> [EXERCISE PROMPT]: Restate the data below word for word, and let no image into your version.

(Component data from apps and pages)
= = = = =

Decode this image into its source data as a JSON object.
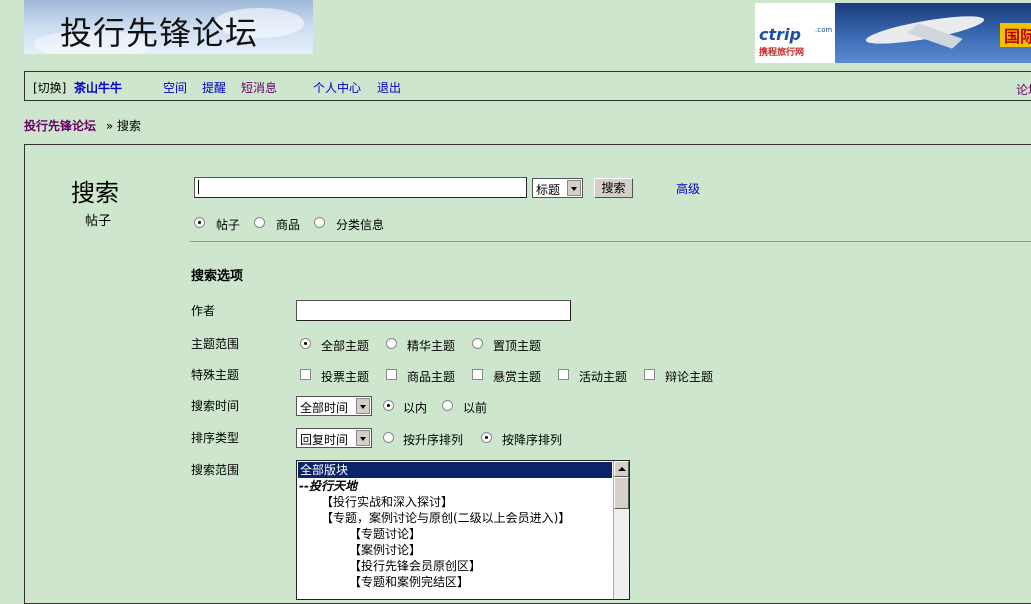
{
  "header": {
    "logo_title": "投行先锋论坛",
    "ad": {
      "brand": "ctrip",
      "brand_suffix": ".com",
      "brand_cn": "携程旅行网",
      "tagline": "国际"
    }
  },
  "nav": {
    "switch_label": "[切换]",
    "username": "茶山牛牛",
    "links": [
      "空间",
      "提醒",
      "短消息",
      "个人中心",
      "退出"
    ],
    "right_link": "论坛"
  },
  "breadcrumb": {
    "home": "投行先锋论坛",
    "sep": "»",
    "current": "搜索"
  },
  "search": {
    "heading": "搜索",
    "subheading": "帖子",
    "query_value": "",
    "scope_select": "标题",
    "submit_label": "搜索",
    "advanced_label": "高级",
    "types": [
      {
        "label": "帖子",
        "checked": true
      },
      {
        "label": "商品",
        "checked": false
      },
      {
        "label": "分类信息",
        "checked": false
      }
    ]
  },
  "options": {
    "section_title": "搜索选项",
    "author_label": "作者",
    "author_value": "",
    "topic_range_label": "主题范围",
    "topic_range": [
      {
        "label": "全部主题",
        "checked": true
      },
      {
        "label": "精华主题",
        "checked": false
      },
      {
        "label": "置顶主题",
        "checked": false
      }
    ],
    "special_label": "特殊主题",
    "special": [
      "投票主题",
      "商品主题",
      "悬赏主题",
      "活动主题",
      "辩论主题"
    ],
    "time_label": "搜索时间",
    "time_select": "全部时间",
    "time_dir": [
      {
        "label": "以内",
        "checked": true
      },
      {
        "label": "以前",
        "checked": false
      }
    ],
    "sort_label": "排序类型",
    "sort_select": "回复时间",
    "sort_dir": [
      {
        "label": "按升序排列",
        "checked": false
      },
      {
        "label": "按降序排列",
        "checked": true
      }
    ],
    "range_label": "搜索范围",
    "forums": [
      "全部版块",
      "--投行天地",
      "【投行实战和深入探讨】",
      "【专题，案例讨论与原创(二级以上会员进入)】",
      "【专题讨论】",
      "【案例讨论】",
      "【投行先锋会员原创区】",
      "【专题和案例完结区】"
    ]
  },
  "colors": {
    "bg": "#cde6cd",
    "link": "#0000cc",
    "visited": "#660066",
    "selection": "#0a246a"
  }
}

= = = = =

> [RESULT OF THIS EXERCISE]:
Decode this image into its source data as a JSON object.
{
  "header": {
    "logo_title": "投行先锋论坛",
    "ad": {
      "brand": "ctrip",
      "brand_suffix": ".com",
      "brand_cn": "携程旅行网",
      "tagline": "国际"
    }
  },
  "nav": {
    "switch_label": "[切换]",
    "username": "茶山牛牛",
    "links": [
      "空间",
      "提醒",
      "短消息",
      "个人中心",
      "退出"
    ],
    "right_link": "论坛"
  },
  "breadcrumb": {
    "home": "投行先锋论坛",
    "sep": "»",
    "current": "搜索"
  },
  "search": {
    "heading": "搜索",
    "subheading": "帖子",
    "query_value": "",
    "scope_select": "标题",
    "submit_label": "搜索",
    "advanced_label": "高级",
    "types": [
      {
        "label": "帖子",
        "checked": true
      },
      {
        "label": "商品",
        "checked": false
      },
      {
        "label": "分类信息",
        "checked": false
      }
    ]
  },
  "options": {
    "section_title": "搜索选项",
    "author_label": "作者",
    "author_value": "",
    "topic_range_label": "主题范围",
    "topic_range": [
      {
        "label": "全部主题",
        "checked": true
      },
      {
        "label": "精华主题",
        "checked": false
      },
      {
        "label": "置顶主题",
        "checked": false
      }
    ],
    "special_label": "特殊主题",
    "special": [
      "投票主题",
      "商品主题",
      "悬赏主题",
      "活动主题",
      "辩论主题"
    ],
    "time_label": "搜索时间",
    "time_select": "全部时间",
    "time_dir": [
      {
        "label": "以内",
        "checked": true
      },
      {
        "label": "以前",
        "checked": false
      }
    ],
    "sort_label": "排序类型",
    "sort_select": "回复时间",
    "sort_dir": [
      {
        "label": "按升序排列",
        "checked": false
      },
      {
        "label": "按降序排列",
        "checked": true
      }
    ],
    "range_label": "搜索范围",
    "forums": [
      "全部版块",
      "--投行天地",
      "【投行实战和深入探讨】",
      "【专题，案例讨论与原创(二级以上会员进入)】",
      "【专题讨论】",
      "【案例讨论】",
      "【投行先锋会员原创区】",
      "【专题和案例完结区】"
    ]
  },
  "colors": {
    "bg": "#cde6cd",
    "link": "#0000cc",
    "visited": "#660066",
    "selection": "#0a246a"
  }
}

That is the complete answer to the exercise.